Stored dataset items

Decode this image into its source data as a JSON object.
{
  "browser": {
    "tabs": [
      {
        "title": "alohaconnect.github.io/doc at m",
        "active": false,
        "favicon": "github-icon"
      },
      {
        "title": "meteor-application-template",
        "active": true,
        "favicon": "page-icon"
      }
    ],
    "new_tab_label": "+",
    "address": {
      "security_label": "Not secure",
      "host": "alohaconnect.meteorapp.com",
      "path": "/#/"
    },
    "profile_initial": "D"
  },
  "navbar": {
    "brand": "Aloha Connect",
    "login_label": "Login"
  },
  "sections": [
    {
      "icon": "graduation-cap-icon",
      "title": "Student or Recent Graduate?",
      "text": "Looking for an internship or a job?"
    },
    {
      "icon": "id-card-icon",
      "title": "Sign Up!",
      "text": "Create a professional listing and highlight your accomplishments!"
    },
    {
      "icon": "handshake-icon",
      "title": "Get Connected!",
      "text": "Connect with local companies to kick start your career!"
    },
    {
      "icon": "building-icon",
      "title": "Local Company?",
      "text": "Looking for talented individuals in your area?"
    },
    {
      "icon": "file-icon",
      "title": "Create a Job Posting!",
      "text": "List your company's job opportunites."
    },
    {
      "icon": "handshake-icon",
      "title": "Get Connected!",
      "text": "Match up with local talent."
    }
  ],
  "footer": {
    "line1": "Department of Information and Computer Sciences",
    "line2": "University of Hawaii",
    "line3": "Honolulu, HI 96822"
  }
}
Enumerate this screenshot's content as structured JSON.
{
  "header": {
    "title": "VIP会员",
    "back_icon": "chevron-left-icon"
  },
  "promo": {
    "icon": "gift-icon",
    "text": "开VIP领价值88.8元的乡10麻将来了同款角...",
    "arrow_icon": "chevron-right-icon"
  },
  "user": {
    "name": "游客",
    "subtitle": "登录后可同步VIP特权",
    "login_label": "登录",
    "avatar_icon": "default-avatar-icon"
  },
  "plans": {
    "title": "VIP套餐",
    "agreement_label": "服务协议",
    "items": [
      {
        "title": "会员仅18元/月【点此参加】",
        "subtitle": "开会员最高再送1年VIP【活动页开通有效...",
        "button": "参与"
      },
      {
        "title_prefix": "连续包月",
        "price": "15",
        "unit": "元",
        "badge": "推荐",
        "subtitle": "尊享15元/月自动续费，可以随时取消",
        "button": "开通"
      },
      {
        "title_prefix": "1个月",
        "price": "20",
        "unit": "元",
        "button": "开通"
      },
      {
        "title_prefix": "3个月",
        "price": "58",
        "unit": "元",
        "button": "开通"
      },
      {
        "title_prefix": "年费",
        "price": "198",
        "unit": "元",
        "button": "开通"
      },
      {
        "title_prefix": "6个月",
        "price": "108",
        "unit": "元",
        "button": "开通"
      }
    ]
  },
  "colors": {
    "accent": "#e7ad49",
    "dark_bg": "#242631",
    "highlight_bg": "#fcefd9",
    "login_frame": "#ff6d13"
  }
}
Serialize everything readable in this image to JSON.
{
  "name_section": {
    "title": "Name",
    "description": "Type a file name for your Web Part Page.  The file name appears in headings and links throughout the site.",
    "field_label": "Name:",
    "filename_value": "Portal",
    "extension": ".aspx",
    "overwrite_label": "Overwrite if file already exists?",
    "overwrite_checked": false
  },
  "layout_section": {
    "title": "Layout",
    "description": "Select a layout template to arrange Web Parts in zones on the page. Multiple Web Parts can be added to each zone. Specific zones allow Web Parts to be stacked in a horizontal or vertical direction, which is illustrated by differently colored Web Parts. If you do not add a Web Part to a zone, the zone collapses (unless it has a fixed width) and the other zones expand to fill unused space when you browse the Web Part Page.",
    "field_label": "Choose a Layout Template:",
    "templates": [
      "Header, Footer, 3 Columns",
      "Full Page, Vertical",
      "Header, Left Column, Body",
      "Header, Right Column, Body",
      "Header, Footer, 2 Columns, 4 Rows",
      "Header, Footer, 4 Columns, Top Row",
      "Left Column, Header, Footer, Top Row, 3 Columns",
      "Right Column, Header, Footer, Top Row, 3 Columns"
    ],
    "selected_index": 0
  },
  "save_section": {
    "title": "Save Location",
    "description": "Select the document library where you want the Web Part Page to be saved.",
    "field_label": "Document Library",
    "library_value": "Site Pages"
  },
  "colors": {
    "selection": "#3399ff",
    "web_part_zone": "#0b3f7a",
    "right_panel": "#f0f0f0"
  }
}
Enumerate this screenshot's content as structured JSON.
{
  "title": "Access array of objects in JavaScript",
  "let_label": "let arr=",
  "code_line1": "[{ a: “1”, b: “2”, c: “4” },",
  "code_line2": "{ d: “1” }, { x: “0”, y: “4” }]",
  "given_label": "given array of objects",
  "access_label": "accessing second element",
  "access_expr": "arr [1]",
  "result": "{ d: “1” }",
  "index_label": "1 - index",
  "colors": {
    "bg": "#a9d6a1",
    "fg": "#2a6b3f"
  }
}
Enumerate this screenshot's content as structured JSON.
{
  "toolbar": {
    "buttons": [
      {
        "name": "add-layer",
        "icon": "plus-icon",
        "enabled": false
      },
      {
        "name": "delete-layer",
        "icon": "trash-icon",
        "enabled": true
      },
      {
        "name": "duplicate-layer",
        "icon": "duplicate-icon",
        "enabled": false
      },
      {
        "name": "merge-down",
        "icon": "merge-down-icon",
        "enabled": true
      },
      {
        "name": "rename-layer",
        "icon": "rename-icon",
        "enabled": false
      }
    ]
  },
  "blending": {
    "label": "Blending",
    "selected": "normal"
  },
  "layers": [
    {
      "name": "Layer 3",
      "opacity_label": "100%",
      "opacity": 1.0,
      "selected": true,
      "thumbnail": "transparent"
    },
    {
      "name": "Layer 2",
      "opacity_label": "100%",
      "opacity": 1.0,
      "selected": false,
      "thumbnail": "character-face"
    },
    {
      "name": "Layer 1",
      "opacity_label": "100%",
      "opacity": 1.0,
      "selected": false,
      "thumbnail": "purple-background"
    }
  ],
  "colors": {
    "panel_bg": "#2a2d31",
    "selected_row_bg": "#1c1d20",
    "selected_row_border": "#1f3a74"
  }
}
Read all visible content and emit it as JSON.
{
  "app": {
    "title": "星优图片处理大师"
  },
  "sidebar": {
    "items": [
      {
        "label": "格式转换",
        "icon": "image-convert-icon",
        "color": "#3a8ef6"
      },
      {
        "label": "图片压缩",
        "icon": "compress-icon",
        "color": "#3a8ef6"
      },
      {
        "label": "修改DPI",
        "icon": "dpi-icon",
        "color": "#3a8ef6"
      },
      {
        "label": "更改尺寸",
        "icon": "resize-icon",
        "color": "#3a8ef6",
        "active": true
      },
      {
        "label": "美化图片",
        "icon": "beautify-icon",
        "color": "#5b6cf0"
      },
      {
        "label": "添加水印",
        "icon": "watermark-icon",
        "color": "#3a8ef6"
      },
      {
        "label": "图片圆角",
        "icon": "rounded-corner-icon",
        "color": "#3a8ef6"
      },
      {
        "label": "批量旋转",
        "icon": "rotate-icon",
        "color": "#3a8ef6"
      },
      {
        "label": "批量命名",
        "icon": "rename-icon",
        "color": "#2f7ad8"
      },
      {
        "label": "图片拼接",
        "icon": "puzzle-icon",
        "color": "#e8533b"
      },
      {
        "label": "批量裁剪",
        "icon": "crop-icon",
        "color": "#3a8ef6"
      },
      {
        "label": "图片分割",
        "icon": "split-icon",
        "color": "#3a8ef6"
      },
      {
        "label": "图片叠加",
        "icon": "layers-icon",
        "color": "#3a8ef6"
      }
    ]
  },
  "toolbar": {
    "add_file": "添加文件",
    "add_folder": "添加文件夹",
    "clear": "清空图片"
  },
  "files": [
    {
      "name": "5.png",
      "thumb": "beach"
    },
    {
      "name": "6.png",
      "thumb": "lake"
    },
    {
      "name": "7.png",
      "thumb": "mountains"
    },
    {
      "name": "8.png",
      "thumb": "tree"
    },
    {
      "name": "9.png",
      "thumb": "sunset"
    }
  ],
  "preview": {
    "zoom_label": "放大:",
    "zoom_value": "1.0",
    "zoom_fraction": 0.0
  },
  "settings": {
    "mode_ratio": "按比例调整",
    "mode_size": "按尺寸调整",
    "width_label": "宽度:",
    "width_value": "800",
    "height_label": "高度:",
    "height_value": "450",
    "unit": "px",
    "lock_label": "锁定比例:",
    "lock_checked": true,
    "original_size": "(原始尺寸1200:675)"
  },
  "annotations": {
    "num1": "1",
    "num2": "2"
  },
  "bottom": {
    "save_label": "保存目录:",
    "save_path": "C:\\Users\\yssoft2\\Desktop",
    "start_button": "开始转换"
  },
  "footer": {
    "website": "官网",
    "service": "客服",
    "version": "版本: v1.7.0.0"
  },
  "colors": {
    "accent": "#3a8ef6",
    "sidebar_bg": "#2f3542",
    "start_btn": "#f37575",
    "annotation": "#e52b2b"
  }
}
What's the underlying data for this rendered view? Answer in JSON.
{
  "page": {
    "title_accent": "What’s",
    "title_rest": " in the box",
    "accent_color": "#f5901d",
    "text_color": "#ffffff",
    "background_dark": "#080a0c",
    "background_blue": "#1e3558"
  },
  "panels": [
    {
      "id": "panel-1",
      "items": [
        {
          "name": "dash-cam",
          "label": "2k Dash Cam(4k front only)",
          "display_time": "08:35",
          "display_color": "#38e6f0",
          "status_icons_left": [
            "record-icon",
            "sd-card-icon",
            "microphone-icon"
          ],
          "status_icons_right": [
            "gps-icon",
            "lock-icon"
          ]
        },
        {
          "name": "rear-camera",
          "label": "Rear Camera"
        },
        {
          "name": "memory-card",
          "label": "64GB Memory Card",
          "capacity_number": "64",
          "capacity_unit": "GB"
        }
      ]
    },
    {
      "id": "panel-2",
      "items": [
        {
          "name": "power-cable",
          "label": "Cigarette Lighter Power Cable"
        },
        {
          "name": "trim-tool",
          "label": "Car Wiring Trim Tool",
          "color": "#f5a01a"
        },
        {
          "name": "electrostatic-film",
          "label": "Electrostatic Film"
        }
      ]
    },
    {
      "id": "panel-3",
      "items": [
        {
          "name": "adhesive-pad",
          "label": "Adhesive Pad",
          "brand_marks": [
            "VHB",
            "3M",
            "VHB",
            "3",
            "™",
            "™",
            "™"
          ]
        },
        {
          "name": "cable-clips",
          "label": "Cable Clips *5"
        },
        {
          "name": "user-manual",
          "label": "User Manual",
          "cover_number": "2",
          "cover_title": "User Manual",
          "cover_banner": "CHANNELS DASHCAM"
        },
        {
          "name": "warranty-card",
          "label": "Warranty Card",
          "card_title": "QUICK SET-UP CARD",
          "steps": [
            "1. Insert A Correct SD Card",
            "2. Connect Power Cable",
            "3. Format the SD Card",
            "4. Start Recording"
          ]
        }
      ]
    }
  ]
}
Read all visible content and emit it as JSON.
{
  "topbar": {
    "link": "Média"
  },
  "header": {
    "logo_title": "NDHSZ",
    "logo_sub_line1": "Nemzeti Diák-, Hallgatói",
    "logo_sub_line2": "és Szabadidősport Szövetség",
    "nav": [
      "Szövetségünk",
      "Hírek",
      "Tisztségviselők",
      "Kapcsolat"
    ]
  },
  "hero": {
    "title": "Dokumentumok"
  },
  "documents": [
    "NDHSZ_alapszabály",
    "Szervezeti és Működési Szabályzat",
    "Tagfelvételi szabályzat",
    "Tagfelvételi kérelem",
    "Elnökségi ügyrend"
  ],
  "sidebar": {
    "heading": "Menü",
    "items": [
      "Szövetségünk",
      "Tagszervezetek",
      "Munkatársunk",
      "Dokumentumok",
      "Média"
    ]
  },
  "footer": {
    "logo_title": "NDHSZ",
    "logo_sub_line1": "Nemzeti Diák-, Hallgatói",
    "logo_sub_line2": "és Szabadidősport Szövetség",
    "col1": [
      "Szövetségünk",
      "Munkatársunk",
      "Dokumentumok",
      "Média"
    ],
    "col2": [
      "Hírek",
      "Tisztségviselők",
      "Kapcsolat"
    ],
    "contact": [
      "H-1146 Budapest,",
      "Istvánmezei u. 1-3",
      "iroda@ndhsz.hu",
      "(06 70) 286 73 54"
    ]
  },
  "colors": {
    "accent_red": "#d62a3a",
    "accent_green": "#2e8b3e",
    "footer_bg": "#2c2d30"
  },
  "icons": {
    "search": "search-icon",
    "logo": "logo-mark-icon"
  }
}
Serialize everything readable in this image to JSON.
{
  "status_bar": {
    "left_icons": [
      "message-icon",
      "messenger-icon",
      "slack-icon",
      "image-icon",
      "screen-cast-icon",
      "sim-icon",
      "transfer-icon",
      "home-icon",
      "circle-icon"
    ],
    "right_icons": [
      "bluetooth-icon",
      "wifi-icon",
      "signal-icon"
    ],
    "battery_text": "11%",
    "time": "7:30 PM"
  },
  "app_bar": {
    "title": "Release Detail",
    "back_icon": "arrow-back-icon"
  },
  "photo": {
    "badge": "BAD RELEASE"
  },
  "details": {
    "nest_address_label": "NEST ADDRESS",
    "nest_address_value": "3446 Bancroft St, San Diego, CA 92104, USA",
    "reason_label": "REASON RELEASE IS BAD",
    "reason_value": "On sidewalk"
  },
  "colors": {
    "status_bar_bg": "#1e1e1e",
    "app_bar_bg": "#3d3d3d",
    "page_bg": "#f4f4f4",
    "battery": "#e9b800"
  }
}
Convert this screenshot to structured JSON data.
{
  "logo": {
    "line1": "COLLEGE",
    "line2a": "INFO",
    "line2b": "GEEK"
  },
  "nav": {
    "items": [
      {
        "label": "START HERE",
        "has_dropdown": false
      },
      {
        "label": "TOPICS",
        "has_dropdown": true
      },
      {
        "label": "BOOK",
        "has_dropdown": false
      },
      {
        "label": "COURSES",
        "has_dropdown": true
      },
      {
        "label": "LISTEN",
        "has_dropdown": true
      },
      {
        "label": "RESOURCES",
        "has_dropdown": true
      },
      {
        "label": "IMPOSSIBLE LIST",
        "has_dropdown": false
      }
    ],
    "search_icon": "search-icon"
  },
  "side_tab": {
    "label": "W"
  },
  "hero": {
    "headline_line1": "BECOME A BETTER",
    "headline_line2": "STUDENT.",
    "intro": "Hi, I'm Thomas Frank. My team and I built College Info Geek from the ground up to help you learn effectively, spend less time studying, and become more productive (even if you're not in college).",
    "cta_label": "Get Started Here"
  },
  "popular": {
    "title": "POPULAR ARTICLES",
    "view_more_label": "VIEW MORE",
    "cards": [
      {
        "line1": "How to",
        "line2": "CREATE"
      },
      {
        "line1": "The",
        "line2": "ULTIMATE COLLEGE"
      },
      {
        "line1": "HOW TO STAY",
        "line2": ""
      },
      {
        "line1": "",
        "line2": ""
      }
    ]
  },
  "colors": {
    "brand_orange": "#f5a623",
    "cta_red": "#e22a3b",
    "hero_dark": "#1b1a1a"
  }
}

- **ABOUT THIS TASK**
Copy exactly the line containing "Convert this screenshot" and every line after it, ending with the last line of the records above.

- **WRITTEN SOLUTION**
Convert this screenshot to structured JSON data.
{
  "logo": {
    "line1": "COLLEGE",
    "line2a": "INFO",
    "line2b": "GEEK"
  },
  "nav": {
    "items": [
      {
        "label": "START HERE",
        "has_dropdown": false
      },
      {
        "label": "TOPICS",
        "has_dropdown": true
      },
      {
        "label": "BOOK",
        "has_dropdown": false
      },
      {
        "label": "COURSES",
        "has_dropdown": true
      },
      {
        "label": "LISTEN",
        "has_dropdown": true
      },
      {
        "label": "RESOURCES",
        "has_dropdown": true
      },
      {
        "label": "IMPOSSIBLE LIST",
        "has_dropdown": false
      }
    ],
    "search_icon": "search-icon"
  },
  "side_tab": {
    "label": "W"
  },
  "hero": {
    "headline_line1": "BECOME A BETTER",
    "headline_line2": "STUDENT.",
    "intro": "Hi, I'm Thomas Frank. My team and I built College Info Geek from the ground up to help you learn effectively, spend less time studying, and become more productive (even if you're not in college).",
    "cta_label": "Get Started Here"
  },
  "popular": {
    "title": "POPULAR ARTICLES",
    "view_more_label": "VIEW MORE",
    "cards": [
      {
        "line1": "How to",
        "line2": "CREATE"
      },
      {
        "line1": "The",
        "line2": "ULTIMATE COLLEGE"
      },
      {
        "line1": "HOW TO STAY",
        "line2": ""
      },
      {
        "line1": "",
        "line2": ""
      }
    ]
  },
  "colors": {
    "brand_orange": "#f5a623",
    "cta_red": "#e22a3b",
    "hero_dark": "#1b1a1a"
  }
}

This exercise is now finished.